Task description: Where the records hold the string "data", show the whole line it sits on.

┌──

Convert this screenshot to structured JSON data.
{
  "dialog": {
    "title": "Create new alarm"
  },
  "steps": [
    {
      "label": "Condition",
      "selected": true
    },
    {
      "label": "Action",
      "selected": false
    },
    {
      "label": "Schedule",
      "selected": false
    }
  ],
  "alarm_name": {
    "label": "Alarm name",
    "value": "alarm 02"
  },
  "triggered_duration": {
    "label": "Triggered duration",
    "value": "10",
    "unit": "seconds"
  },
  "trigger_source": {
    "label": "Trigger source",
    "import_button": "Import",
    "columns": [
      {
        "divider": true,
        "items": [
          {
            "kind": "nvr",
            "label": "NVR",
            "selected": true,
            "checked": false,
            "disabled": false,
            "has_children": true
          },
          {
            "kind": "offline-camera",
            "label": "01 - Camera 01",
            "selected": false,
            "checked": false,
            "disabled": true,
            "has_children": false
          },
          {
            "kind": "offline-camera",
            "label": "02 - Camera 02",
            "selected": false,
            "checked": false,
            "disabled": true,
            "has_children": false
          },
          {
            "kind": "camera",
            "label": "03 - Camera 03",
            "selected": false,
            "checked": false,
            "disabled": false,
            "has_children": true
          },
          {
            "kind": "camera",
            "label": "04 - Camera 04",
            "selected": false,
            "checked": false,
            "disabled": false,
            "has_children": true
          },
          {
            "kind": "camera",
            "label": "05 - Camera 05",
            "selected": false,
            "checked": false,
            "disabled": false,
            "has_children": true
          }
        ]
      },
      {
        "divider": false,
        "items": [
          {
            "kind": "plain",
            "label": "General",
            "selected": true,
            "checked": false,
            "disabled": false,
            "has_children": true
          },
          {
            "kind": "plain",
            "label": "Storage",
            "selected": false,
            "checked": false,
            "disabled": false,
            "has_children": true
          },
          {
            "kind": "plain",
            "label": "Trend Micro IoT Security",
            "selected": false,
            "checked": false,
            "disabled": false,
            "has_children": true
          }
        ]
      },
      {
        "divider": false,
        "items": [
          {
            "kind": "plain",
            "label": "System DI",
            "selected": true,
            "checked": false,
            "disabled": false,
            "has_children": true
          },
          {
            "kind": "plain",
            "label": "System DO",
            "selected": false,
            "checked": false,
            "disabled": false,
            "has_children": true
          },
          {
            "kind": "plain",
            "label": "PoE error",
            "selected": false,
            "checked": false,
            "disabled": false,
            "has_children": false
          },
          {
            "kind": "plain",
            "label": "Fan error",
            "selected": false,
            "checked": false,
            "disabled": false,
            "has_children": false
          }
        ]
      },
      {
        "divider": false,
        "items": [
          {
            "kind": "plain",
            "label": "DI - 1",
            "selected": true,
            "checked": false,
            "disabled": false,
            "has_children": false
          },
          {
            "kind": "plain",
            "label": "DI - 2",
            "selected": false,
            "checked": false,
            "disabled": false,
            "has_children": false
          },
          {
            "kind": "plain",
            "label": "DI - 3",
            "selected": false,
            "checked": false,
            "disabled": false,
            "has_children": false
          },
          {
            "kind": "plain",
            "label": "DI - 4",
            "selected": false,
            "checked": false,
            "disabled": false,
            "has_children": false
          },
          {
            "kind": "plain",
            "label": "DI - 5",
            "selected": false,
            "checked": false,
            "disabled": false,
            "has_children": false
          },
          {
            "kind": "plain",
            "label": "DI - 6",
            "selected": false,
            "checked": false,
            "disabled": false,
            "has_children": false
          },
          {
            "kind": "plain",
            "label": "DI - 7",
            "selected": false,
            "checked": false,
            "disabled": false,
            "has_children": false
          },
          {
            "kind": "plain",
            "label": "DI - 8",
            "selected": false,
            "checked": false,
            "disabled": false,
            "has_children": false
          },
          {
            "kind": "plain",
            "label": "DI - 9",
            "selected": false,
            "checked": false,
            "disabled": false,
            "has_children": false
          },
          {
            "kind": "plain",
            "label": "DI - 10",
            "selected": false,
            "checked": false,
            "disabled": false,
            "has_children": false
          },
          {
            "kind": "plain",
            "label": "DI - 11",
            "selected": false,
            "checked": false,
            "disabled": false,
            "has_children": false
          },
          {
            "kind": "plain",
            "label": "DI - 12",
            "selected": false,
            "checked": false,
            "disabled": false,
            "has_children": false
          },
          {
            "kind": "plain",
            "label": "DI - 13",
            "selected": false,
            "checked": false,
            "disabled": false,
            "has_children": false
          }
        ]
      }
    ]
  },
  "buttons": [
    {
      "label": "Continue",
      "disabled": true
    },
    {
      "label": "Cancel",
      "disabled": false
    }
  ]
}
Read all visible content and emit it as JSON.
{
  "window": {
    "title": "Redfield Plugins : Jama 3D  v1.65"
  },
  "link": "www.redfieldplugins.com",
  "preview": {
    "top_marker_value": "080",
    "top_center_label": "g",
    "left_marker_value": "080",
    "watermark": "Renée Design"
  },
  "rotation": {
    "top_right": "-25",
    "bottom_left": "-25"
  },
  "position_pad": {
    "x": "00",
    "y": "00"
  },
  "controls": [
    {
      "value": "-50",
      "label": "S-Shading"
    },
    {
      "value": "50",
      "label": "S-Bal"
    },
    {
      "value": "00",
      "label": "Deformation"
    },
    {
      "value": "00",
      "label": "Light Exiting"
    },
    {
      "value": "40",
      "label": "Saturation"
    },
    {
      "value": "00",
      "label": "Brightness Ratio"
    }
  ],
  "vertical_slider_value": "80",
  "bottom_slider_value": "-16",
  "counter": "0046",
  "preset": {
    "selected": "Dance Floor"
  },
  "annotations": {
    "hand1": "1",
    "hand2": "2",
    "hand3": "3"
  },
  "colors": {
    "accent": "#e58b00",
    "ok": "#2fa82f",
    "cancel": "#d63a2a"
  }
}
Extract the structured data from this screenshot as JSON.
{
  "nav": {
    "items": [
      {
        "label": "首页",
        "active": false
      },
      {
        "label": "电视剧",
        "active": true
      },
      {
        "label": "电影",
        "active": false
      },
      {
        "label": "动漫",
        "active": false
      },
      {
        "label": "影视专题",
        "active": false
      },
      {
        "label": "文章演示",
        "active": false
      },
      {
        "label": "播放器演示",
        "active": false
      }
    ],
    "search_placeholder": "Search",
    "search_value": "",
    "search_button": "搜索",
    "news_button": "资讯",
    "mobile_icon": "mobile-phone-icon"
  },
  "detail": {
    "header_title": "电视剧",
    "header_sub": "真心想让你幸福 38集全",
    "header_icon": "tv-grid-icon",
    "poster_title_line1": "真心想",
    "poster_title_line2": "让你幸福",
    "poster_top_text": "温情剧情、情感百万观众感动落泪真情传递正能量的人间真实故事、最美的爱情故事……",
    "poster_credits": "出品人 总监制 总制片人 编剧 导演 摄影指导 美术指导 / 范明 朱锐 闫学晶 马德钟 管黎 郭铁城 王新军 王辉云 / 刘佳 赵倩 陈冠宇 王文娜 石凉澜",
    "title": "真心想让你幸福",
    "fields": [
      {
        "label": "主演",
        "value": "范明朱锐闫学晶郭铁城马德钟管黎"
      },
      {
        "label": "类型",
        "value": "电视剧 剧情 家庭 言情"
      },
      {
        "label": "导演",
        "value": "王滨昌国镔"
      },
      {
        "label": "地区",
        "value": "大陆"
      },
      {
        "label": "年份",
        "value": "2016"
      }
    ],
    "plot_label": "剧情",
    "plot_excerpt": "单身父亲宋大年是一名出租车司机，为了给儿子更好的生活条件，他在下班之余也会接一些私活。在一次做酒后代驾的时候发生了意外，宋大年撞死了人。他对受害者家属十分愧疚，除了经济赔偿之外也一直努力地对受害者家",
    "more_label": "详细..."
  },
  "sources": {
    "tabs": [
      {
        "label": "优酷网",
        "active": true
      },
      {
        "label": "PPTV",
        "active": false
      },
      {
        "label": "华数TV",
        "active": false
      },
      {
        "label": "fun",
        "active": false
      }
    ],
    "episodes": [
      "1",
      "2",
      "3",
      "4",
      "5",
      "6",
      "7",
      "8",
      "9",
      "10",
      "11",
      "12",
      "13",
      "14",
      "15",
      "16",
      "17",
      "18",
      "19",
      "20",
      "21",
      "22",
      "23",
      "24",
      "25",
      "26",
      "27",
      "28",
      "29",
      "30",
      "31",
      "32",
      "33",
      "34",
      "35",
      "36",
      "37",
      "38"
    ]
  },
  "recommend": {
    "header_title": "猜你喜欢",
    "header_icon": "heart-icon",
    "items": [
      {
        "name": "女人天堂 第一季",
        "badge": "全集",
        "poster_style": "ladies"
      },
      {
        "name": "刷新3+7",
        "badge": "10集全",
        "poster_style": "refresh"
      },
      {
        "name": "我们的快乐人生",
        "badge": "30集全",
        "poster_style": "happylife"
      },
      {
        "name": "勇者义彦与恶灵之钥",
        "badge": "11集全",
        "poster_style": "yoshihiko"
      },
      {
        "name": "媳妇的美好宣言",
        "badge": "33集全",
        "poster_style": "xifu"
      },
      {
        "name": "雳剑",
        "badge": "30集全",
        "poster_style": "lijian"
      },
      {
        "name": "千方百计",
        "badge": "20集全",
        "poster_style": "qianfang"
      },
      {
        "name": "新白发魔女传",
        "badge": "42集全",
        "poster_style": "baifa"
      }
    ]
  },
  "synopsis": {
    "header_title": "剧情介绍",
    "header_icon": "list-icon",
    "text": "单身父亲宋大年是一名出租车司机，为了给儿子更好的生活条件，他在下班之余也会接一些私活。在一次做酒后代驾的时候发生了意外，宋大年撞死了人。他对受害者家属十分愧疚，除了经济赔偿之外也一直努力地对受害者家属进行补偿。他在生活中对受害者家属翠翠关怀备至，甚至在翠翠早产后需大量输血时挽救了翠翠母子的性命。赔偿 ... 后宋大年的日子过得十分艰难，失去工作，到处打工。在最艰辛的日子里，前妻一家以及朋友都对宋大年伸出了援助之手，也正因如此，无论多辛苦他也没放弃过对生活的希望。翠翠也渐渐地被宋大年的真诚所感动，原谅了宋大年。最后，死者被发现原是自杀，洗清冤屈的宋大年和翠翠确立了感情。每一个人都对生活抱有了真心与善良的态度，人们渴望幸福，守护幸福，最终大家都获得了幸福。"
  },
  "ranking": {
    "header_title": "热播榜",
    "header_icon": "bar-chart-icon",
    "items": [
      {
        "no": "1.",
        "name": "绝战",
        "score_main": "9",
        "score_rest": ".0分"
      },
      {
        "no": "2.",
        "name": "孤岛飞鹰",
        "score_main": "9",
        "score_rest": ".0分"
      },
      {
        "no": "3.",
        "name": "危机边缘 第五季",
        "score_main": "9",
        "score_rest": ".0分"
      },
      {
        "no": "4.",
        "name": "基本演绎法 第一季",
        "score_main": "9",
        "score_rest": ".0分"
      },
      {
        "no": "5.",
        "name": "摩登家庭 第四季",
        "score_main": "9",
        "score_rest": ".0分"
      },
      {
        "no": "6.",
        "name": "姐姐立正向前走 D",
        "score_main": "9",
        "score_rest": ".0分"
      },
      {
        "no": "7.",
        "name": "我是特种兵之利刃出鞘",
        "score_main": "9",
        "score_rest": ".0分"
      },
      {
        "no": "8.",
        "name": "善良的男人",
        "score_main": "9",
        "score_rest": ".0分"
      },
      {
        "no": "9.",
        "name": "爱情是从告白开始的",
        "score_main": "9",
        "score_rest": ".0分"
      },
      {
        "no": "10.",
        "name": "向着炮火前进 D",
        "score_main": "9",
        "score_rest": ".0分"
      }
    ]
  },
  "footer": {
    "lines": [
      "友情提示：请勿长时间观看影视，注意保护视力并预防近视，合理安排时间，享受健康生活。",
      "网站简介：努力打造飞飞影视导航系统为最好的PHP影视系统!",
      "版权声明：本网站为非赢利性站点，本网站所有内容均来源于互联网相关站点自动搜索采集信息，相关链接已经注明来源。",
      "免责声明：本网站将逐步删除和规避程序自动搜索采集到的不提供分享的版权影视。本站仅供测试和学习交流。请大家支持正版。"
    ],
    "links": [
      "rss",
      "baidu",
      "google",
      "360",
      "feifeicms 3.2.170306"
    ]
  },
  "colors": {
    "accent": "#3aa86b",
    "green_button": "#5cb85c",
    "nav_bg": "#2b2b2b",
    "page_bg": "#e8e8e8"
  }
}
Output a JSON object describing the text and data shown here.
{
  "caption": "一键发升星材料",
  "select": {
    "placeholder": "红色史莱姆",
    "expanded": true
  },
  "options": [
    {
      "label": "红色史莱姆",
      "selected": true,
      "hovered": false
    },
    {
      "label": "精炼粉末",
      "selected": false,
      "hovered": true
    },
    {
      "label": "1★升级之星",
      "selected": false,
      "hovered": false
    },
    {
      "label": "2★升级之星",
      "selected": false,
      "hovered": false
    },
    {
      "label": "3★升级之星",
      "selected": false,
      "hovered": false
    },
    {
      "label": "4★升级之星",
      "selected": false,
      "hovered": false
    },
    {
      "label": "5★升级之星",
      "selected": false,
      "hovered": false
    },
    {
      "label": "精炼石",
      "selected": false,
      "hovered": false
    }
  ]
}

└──

Result of this exercise:
Convert this screenshot to structured JSON data.
Extract the structured data from this screenshot as JSON.
Output a JSON object describing the text and data shown here.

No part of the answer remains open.